In the Debug version of MFC, evaluates its argument.
If the result is 0, the macro prints a diagnostic message and halts the program. If the condition is nonzero, it does nothing.
The diagnostic message has the form
assertion failed in file <name> in line <num>
where name is the name of the source file and num is the line number of the assertion that failed in the source file.
In the Release version of MFC, VERIFY evaluates the expression but does not print or interrupt the program. For example, if the expression is a function call, the call will be made.
// VERIFY can be used for things that should never fail, though // you may want to make sure you can provide better error recovery // if the error can actually cause a crash in a production system. // It _is_ possible that GetDC() may fail, but the out-of-memory // condition that causes it isn't likely. For a test application, // this use of VERIFY() is fine.
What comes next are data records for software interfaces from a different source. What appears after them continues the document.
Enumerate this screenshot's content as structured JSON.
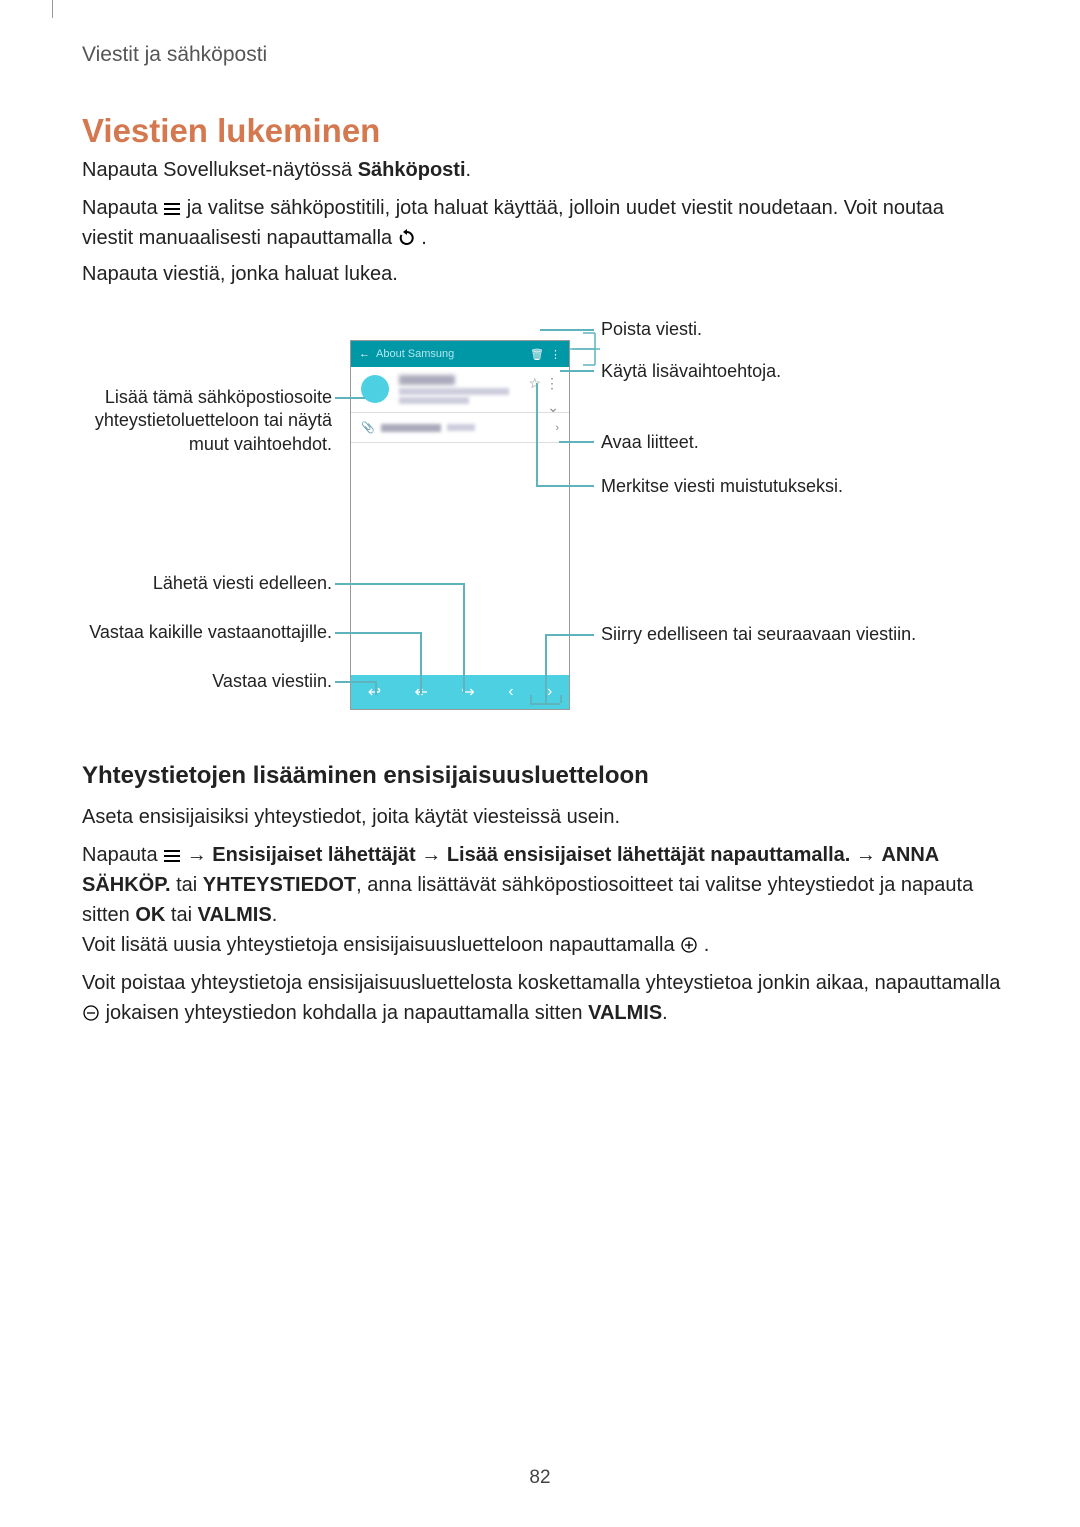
{
  "header": {
    "breadcrumb": "Viestit ja sähköposti"
  },
  "section": {
    "title": "Viestien lukeminen"
  },
  "paragraphs": {
    "p1_prefix": "Napauta Sovellukset-näytössä ",
    "p1_bold": "Sähköposti",
    "p1_suffix": ".",
    "p2_prefix": "Napauta ",
    "p2_mid": " ja valitse sähköpostitili, jota haluat käyttää, jolloin uudet viestit noudetaan. Voit noutaa viestit manuaalisesti napauttamalla ",
    "p2_suffix": ".",
    "p3": "Napauta viestiä, jonka haluat lukea."
  },
  "annotations": {
    "delete": "Poista viesti.",
    "options": "Käytä lisävaihtoehtoja.",
    "add_contact": "Lisää tämä sähköpostiosoite yhteystietoluetteloon tai näytä muut vaihtoehdot.",
    "attachments": "Avaa liitteet.",
    "reminder": "Merkitse viesti muistutukseksi.",
    "forward": "Lähetä viesti edelleen.",
    "reply_all": "Vastaa kaikille vastaanottajille.",
    "reply": "Vastaa viestiin.",
    "prev_next": "Siirry edelliseen tai seuraavaan viestiin."
  },
  "phone": {
    "title": "About Samsung"
  },
  "subsection": {
    "title": "Yhteystietojen lisääminen ensisijaisuusluetteloon"
  },
  "paragraphs2": {
    "p4": "Aseta ensisijaisiksi yhteystiedot, joita käytät viesteissä usein.",
    "p5_prefix": "Napauta ",
    "p5_arrow": " → ",
    "p5_b1": "Ensisijaiset lähettäjät",
    "p5_b2": "Lisää ensisijaiset lähettäjät napauttamalla.",
    "p5_b3": "ANNA SÄHKÖP.",
    "p5_mid": " tai ",
    "p5_b4": "YHTEYSTIEDOT",
    "p5_mid2": ", anna lisättävät sähköpostiosoitteet tai valitse yhteystiedot ja napauta sitten ",
    "p5_b5": "OK",
    "p5_b6": "VALMIS",
    "p5_suffix": ".",
    "p6_prefix": "Voit lisätä uusia yhteystietoja ensisijaisuusluetteloon napauttamalla ",
    "p6_suffix": ".",
    "p7_prefix": "Voit poistaa yhteystietoja ensisijaisuusluettelosta koskettamalla yhteystietoa jonkin aikaa, napauttamalla ",
    "p7_mid": " jokaisen yhteystiedon kohdalla ja napauttamalla sitten ",
    "p7_bold": "VALMIS",
    "p7_suffix": "."
  },
  "page_number": "82"
}
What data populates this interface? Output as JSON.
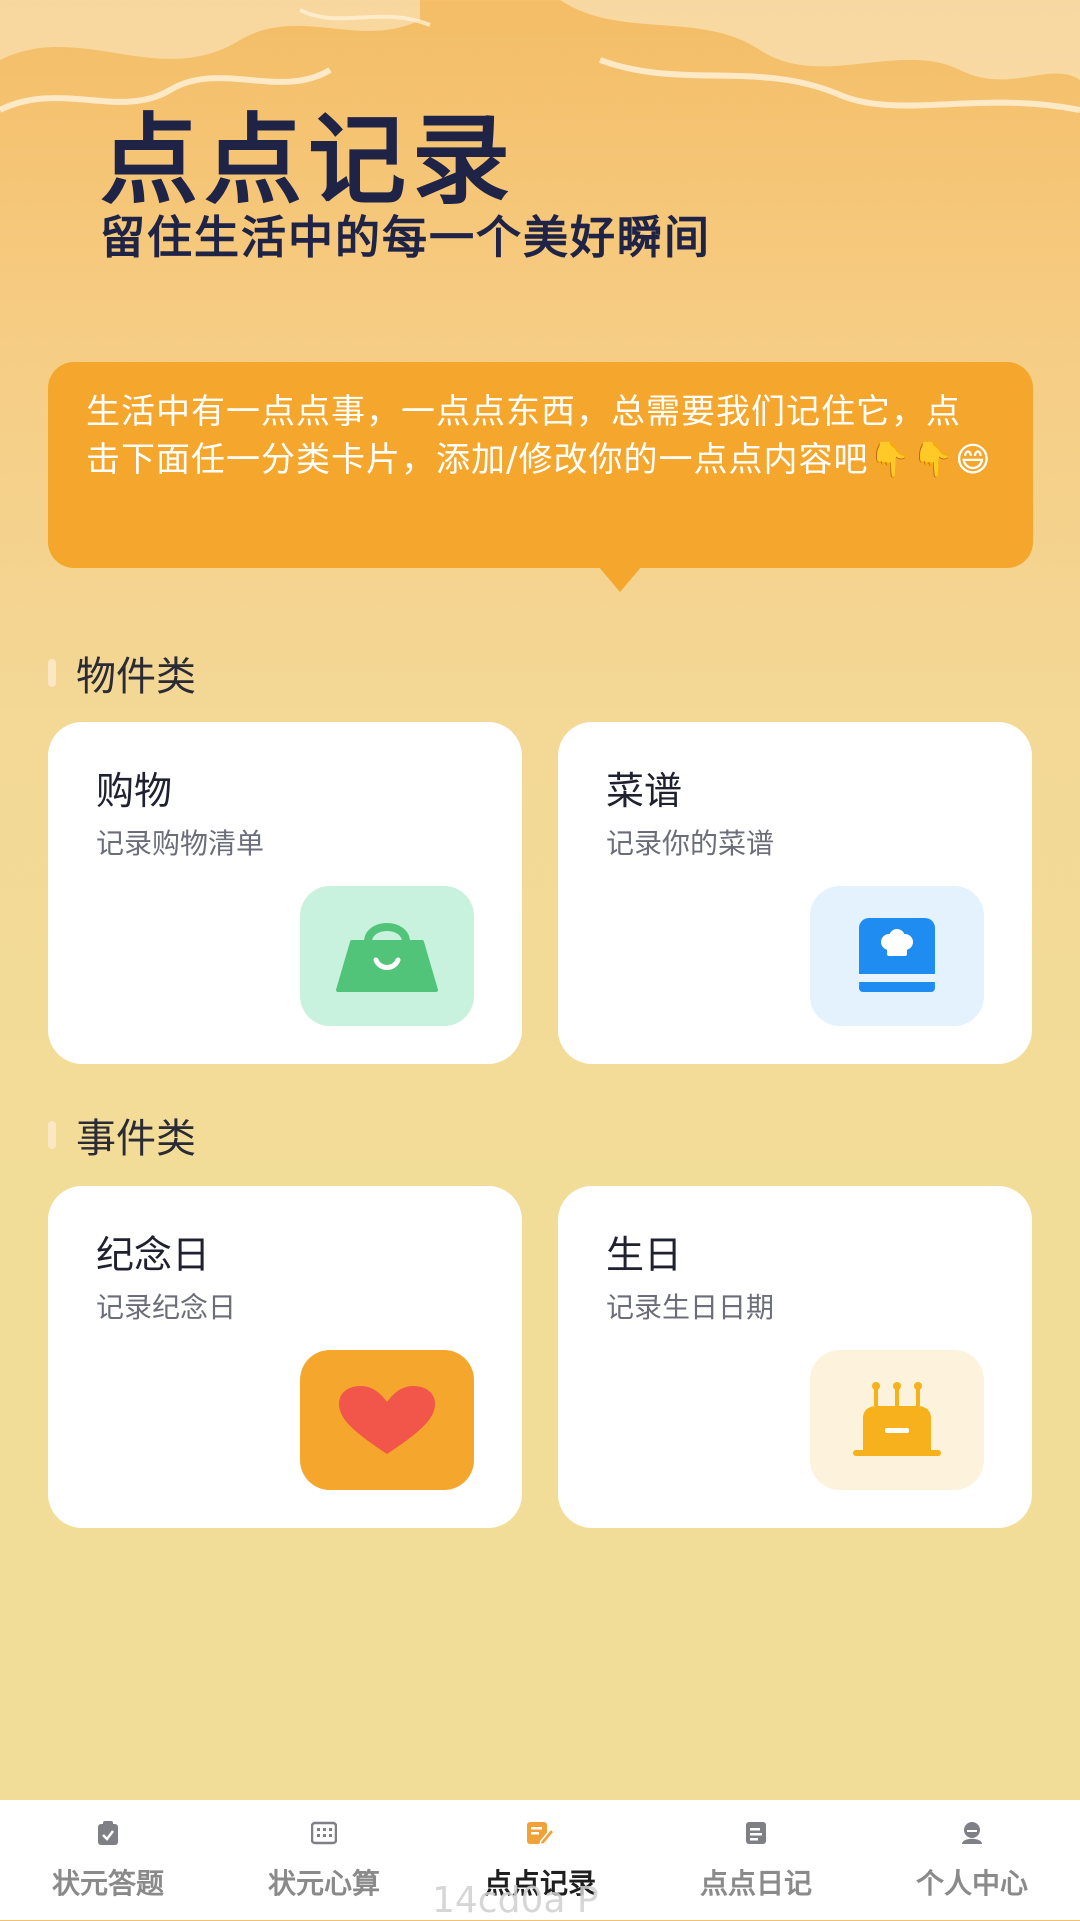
{
  "header": {
    "title": "点点记录",
    "subtitle": "留住生活中的每一个美好瞬间"
  },
  "bubble": {
    "text": "生活中有一点点事，一点点东西，总需要我们记住它，点击下面任一分类卡片，添加/修改你的一点点内容吧👇👇😄"
  },
  "sections": [
    {
      "title": "物件类",
      "cards": [
        {
          "title": "购物",
          "desc": "记录购物清单",
          "icon": "shopping-bag-icon",
          "icon_bg": "#c9f2de",
          "icon_color": "#52c47a"
        },
        {
          "title": "菜谱",
          "desc": "记录你的菜谱",
          "icon": "recipe-book-icon",
          "icon_bg": "#e3f2fd",
          "icon_color": "#1e8cf0"
        }
      ]
    },
    {
      "title": "事件类",
      "cards": [
        {
          "title": "纪念日",
          "desc": "记录纪念日",
          "icon": "heart-icon",
          "icon_bg": "#f4a72c",
          "icon_color": "#f2554a"
        },
        {
          "title": "生日",
          "desc": "记录生日日期",
          "icon": "birthday-cake-icon",
          "icon_bg": "#fdf2dc",
          "icon_color": "#f6b11c"
        }
      ]
    }
  ],
  "tabbar": {
    "items": [
      {
        "label": "状元答题",
        "icon": "clipboard-check-icon",
        "active": false
      },
      {
        "label": "状元心算",
        "icon": "calculator-icon",
        "active": false
      },
      {
        "label": "点点记录",
        "icon": "edit-note-icon",
        "active": true
      },
      {
        "label": "点点日记",
        "icon": "diary-icon",
        "active": false
      },
      {
        "label": "个人中心",
        "icon": "user-icon",
        "active": false
      }
    ]
  },
  "watermark": "14cd0a P",
  "colors": {
    "accent": "#f4a72c",
    "title_navy": "#1f2447",
    "background": "#f2dd98",
    "tab_active_icon": "#f0a13a"
  }
}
For any production code, this // usage is dubious. // get the display device context HDC hdc; VERIFY((hdc = ::GetDC(hwnd)) != NULL); // give the display context back ::ReleaseDC(hwnd, hdc);